Photo courtesy of Federal Reserve Flickr.

Photo courtesy of Federal Reserve Flickr. 

WASHINGTON, D.C. — As expected, the Federal Reserve approved the first hike in the federal funds rate in nine years during the Federal Open Market Committee meeting this morning. The modest quarter-point increase takes the Fed’s target funds rate from zero percent to 0.25% to 0.25% to 0.5%.

In a statement released shortly after the unanimous vote, the committee cited improvement in labor market conditions and the expected rise in inflation as reasons for approving the increase.

“Given the economic outlook, and recognizing the time it takes for policy actions to affect future economic outcomes, the committee decided to raise the target range for the federal funds rate to ¼ to ½ percent,” the statement read. “The stance of monetary policy remains accommodative after this increase, thereby supporting further improvement in labor market conditions and a return to 2% inflation.”

Most market analysts expect the increase will have a minimal impact on car sales. Last week, J.D. Power said a quarter-point increase could cut into new-vehicle demand by 150,000 units. That amounts to a 0.83% reduction in the industry’s total sales given last month’s 18 million SAAR, noted Dave Sargent, vice president of Global Automotive at J.D. Power. 

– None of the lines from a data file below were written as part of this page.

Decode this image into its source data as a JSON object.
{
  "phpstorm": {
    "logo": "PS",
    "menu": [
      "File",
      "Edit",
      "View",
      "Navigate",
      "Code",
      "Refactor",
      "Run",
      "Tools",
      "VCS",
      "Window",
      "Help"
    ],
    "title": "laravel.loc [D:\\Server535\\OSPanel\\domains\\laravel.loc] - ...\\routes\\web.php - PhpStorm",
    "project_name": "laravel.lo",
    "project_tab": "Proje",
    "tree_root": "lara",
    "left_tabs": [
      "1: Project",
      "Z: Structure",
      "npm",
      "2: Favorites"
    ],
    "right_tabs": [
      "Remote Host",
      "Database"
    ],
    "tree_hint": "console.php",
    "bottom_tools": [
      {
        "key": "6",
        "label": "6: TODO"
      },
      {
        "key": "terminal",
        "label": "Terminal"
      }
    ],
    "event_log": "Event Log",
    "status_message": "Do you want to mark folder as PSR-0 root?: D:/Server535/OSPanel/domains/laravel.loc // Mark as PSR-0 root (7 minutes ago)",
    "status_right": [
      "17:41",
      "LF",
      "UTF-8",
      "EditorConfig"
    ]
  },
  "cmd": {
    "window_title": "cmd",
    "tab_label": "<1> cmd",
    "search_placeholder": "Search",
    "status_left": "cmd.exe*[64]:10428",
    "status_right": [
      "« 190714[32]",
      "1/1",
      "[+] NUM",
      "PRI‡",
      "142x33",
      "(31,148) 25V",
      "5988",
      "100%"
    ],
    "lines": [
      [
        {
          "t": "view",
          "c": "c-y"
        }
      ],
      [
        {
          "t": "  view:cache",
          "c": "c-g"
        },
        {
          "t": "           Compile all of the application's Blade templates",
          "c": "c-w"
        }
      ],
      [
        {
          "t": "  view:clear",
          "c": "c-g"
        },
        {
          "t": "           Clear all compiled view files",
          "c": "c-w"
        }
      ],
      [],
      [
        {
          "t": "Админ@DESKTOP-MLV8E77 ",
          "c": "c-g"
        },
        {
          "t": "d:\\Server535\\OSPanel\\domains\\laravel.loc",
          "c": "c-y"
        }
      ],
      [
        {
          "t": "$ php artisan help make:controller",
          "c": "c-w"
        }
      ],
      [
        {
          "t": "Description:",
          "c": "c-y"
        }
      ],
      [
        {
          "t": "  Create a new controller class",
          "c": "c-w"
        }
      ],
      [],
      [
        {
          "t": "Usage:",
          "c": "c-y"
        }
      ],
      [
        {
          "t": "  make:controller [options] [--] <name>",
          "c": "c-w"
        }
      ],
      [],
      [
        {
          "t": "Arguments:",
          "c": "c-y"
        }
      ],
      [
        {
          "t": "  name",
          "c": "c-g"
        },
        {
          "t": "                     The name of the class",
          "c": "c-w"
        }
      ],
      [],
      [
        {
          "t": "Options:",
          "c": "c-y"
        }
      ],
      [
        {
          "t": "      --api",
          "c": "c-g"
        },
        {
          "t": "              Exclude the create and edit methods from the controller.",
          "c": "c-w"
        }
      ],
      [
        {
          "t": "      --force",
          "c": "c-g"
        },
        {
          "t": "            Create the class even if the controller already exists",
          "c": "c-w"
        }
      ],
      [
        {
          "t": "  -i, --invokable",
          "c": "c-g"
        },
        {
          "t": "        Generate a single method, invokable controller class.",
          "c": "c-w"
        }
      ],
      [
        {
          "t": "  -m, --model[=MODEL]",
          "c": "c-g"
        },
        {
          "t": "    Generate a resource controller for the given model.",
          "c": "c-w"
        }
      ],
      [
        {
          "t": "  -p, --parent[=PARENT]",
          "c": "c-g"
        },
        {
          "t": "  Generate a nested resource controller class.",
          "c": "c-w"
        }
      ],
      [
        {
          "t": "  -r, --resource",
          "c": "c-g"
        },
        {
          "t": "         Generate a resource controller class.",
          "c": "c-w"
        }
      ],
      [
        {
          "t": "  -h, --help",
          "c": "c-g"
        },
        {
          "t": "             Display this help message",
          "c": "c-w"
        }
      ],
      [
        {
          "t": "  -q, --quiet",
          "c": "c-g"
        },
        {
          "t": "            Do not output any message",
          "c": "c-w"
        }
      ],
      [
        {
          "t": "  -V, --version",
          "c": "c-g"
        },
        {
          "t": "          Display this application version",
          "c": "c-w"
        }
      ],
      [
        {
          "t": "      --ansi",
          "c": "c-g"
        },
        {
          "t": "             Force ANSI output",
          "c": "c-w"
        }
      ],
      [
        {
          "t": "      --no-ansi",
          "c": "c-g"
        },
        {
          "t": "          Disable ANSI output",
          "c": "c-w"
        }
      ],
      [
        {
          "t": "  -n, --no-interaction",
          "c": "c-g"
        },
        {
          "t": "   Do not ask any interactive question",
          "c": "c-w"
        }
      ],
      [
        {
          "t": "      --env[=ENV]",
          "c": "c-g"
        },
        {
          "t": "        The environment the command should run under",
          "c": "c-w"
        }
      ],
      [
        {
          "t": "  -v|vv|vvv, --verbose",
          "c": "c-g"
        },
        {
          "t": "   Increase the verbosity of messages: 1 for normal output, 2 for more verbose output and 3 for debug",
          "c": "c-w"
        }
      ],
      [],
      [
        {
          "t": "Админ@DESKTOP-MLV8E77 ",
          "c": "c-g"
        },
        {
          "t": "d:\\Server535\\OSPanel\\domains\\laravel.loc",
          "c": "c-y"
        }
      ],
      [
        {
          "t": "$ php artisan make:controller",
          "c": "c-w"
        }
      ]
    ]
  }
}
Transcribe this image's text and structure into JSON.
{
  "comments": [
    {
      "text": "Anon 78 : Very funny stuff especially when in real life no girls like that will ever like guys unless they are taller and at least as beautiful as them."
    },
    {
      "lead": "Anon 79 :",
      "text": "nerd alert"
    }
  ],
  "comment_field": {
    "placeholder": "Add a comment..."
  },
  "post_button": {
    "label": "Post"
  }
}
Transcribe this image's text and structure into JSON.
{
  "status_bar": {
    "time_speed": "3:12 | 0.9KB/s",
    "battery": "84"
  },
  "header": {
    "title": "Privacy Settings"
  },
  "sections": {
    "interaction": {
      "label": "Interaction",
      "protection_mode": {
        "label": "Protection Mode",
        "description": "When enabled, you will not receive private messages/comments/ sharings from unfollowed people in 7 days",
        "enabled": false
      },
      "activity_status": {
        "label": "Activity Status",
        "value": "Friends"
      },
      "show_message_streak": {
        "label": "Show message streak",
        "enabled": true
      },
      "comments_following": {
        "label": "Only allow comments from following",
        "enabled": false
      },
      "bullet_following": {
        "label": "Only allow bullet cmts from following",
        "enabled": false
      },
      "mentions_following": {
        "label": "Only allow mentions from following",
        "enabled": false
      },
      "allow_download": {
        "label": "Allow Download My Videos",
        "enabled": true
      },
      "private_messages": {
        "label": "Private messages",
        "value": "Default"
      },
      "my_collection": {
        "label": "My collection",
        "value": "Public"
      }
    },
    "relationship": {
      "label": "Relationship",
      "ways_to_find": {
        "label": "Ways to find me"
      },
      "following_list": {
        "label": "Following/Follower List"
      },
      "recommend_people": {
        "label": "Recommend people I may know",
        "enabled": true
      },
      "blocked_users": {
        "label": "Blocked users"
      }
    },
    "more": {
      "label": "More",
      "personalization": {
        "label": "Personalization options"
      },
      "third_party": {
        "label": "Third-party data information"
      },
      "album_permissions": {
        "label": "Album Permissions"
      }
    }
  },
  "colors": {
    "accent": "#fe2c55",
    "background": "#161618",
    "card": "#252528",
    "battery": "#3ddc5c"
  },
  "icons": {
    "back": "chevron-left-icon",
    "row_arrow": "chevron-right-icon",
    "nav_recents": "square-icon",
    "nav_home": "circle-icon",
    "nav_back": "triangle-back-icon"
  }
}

“With any hike, there will be a reduction in demand,” he said, noting that consumer spending habits aren’t likely to change. “Now, that doesn’t necessarily mean sales will fall by that much, but the natural level of demand will fall by 150,000.”

According to a survey conducted by J.D. Power prior to the committees vote, 36% of respondents believed an increase would be good for the economy. The majority of people who thought this way were from older generations that have seen first-hand what an interest rate hike means — that the economy is doing well. They also tend to have fewer loans they’re still paying off and have more interest-bearing accounts that will benefit from an interest rate hike.

Younger generations, however, weren’t so positive about the increase. J.D. Power noted that this demographic, which stands to take the bigger hit from the hike, is likely to be steered away from vehicle purchases as a result.

“Some consumers might think, ‘OK, the interest rate is going to go up, maybe this is not the time to buy a new vehicle. I may just delay the purchase and wait for things to settle down.’ Or they might just choose to spend a little less on the vehicle,” Sargent said. “There is that element to it … the danger that with the first increase in many years, some consumers may get spooked until they see what the actual impact will be on their monthly payment.”

With the Fed’s increase, consumers can expect to pay about $10 more a month on an average payment of $400. Sargent said it would take a hike of a couple of percentage points for consumers to really feel the impact on their loans. Kelley Blue Book analyst Jack Nerad agreed.

“The issue is not so much what a quarter point increase would do to the typical car payment but what a climate of increase interest rates would do to consumers’ perception of their personal finance situations,” he said. “Rising interest rates will negatively affect home values, and that, in turn, will negatively affect individuals’ perception of their own financial healthy. When people don’t feel positive about their financial situations, they don’t buy cars.”

Analysts also believe it will be the industry that will swallow the additional cost of the recent hike, which will cut into the profitability of automakers, dealers and finance companies. The expectation is that automakers, fearing the loss in sales, will increase incentive spending to offset the increase. 

Tom Webb, chief economist for Cox Automotive, said he’s not concerned about industry-specific impacts, but rather the possible macro-economic reverberations that could derail an otherwise slow-growing U.S. economy. He noted that he will continue to monitor how the markets react.

“Even after several rate hikes, the cost of funds will remain exceptionally low and captive lenders won’t find it overly expensive to buy rates down to today’s attractive zero percent offers,” said Tom Webb, Cox Automotive’s chief economist. “In any event, the old industry truism that ‘the availability of credit is more important than the cost of credit.’”

Originally posted on F&I and Showroom